→ **THE TASK**
Copy each entry as it stands, leaving nothing out.

** THE DATA follows **

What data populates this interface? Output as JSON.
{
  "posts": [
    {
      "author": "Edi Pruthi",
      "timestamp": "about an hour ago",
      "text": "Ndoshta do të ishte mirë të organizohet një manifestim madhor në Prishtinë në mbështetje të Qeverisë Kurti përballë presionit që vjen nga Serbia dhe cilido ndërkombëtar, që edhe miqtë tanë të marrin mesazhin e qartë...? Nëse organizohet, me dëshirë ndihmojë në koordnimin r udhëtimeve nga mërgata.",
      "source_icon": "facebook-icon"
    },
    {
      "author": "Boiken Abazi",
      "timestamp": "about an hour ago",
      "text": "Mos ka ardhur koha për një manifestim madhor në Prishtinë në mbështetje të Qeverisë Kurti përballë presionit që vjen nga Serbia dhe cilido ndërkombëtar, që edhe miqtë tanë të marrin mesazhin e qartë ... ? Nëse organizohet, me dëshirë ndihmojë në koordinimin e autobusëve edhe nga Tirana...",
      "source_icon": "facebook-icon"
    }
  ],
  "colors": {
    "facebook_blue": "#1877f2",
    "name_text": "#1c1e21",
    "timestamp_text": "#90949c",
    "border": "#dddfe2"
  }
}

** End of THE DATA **

→ **TASK RESPONSE**
What data populates this interface? Output as JSON.
{
  "posts": [
    {
      "author": "Edi Pruthi",
      "timestamp": "about an hour ago",
      "text": "Ndoshta do të ishte mirë të organizohet një manifestim madhor në Prishtinë në mbështetje të Qeverisë Kurti përballë presionit që vjen nga Serbia dhe cilido ndërkombëtar, që edhe miqtë tanë të marrin mesazhin e qartë...? Nëse organizohet, me dëshirë ndihmojë në koordnimin r udhëtimeve nga mërgata.",
      "source_icon": "facebook-icon"
    },
    {
      "author": "Boiken Abazi",
      "timestamp": "about an hour ago",
      "text": "Mos ka ardhur koha për një manifestim madhor në Prishtinë në mbështetje të Qeverisë Kurti përballë presionit që vjen nga Serbia dhe cilido ndërkombëtar, që edhe miqtë tanë të marrin mesazhin e qartë ... ? Nëse organizohet, me dëshirë ndihmojë në koordinimin e autobusëve edhe nga Tirana...",
      "source_icon": "facebook-icon"
    }
  ],
  "colors": {
    "facebook_blue": "#1877f2",
    "name_text": "#1c1e21",
    "timestamp_text": "#90949c",
    "border": "#dddfe2"
  }
}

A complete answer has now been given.